- _Items from an interface collection_:
[Start of section]

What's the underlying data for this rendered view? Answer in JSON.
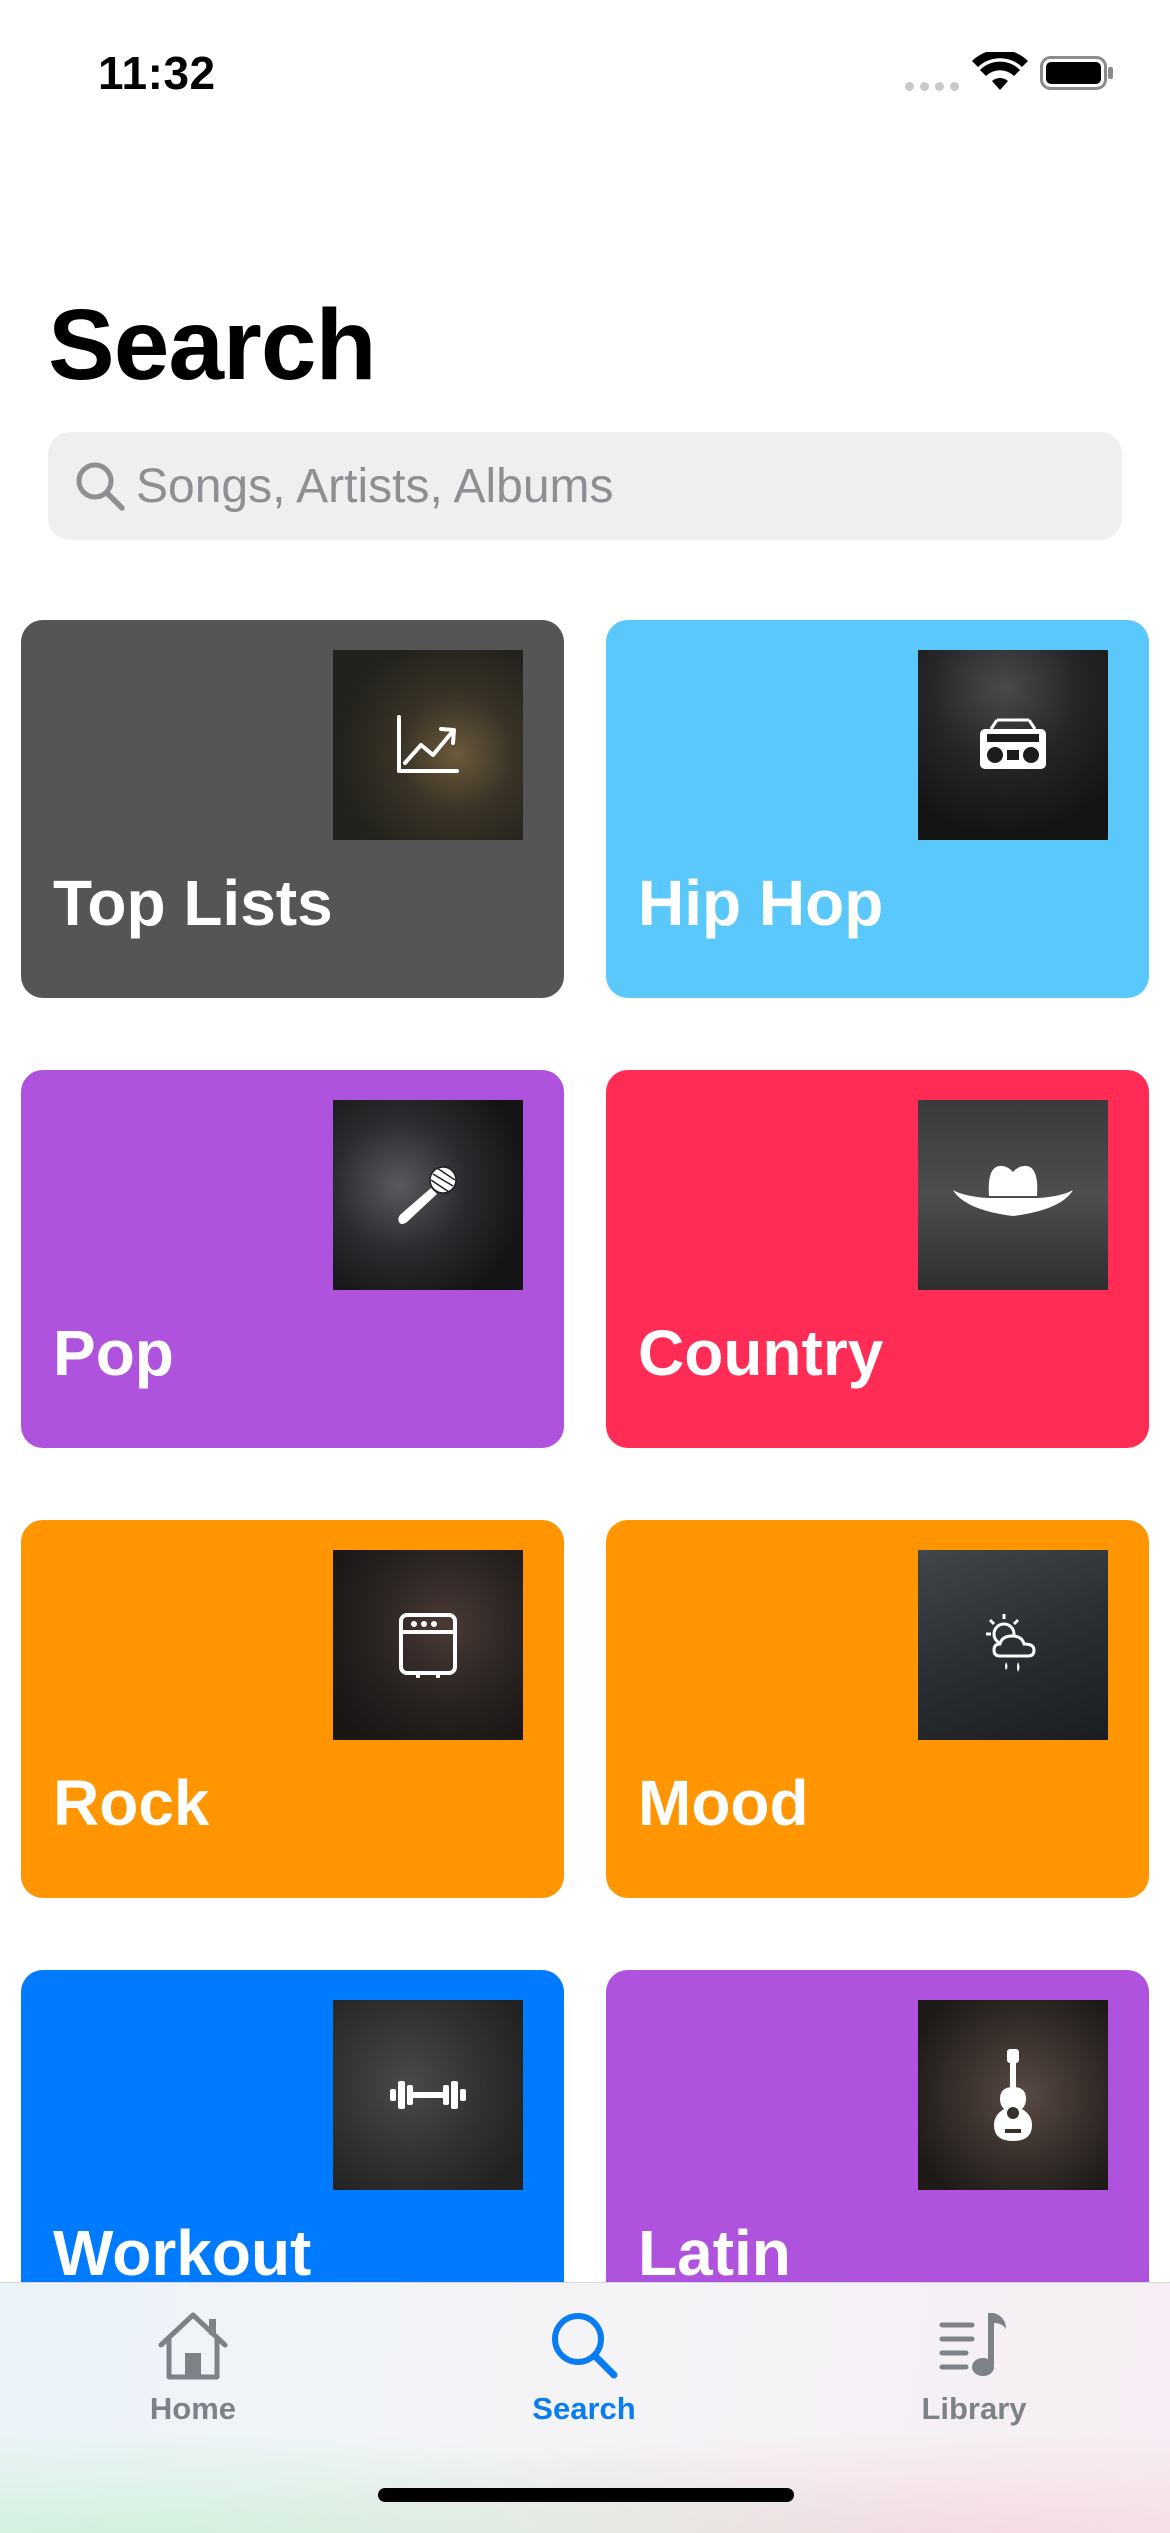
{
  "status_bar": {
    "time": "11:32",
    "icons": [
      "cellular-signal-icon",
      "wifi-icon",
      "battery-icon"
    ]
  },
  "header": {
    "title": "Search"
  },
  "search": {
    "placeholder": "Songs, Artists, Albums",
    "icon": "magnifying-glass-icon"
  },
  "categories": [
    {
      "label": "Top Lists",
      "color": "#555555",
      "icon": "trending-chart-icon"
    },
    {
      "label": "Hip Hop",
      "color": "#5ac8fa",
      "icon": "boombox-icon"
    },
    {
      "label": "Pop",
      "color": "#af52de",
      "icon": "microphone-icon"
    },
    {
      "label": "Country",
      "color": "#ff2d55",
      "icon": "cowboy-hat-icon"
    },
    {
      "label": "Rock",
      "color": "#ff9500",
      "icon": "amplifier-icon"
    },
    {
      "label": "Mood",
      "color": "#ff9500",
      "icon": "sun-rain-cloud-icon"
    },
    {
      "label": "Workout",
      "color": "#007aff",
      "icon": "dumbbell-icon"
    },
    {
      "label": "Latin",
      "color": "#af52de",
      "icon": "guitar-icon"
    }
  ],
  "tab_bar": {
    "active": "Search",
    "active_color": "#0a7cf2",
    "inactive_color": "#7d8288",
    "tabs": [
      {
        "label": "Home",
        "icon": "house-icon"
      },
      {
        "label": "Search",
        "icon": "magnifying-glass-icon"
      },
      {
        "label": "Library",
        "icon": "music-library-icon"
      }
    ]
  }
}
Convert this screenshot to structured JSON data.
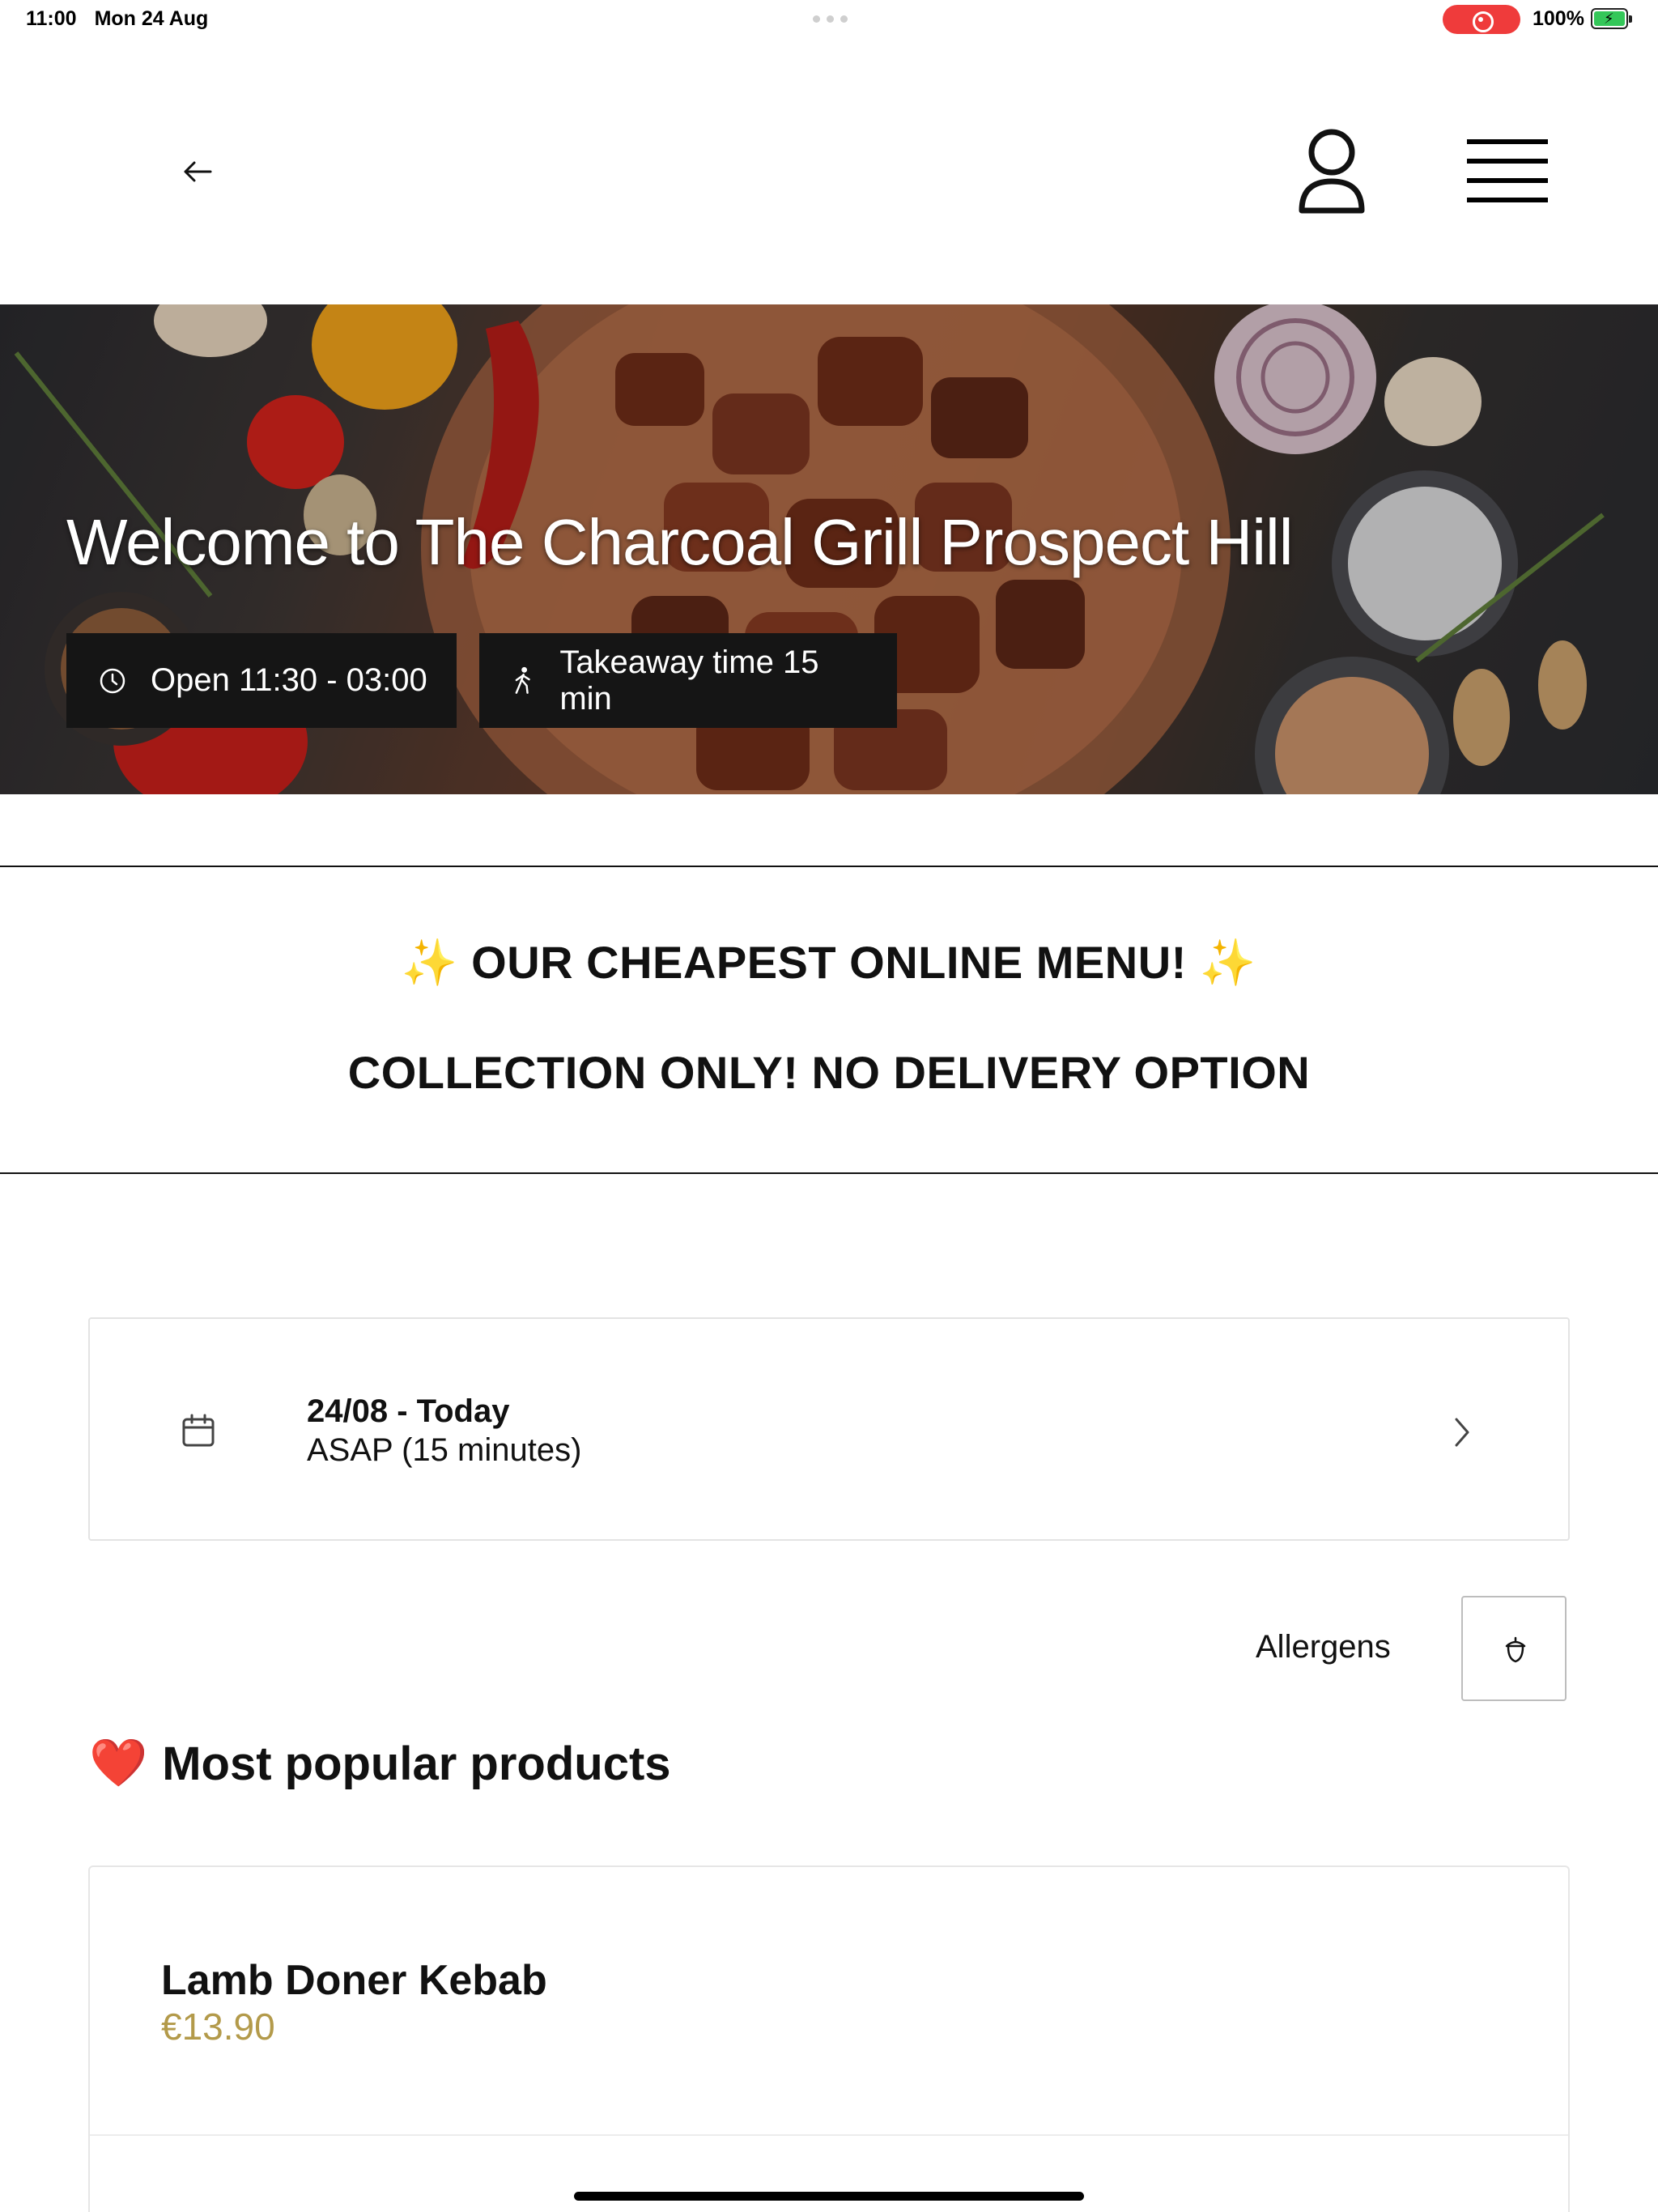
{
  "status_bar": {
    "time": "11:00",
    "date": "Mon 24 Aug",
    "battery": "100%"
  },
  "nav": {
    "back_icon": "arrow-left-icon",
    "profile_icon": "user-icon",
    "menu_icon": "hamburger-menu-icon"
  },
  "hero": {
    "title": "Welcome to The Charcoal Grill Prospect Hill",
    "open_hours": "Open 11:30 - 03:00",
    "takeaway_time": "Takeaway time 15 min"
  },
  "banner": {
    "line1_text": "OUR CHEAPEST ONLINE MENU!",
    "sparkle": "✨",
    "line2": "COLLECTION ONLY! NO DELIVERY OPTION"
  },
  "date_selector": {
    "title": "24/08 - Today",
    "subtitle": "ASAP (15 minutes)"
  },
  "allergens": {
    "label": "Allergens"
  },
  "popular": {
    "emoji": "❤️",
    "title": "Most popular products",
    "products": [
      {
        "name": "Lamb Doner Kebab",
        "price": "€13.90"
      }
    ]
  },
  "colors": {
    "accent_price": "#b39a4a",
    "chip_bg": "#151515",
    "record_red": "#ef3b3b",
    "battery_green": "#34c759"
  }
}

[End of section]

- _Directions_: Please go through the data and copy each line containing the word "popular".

- _Solution for this problem_:
  "popular": {
    "title": "Most popular products",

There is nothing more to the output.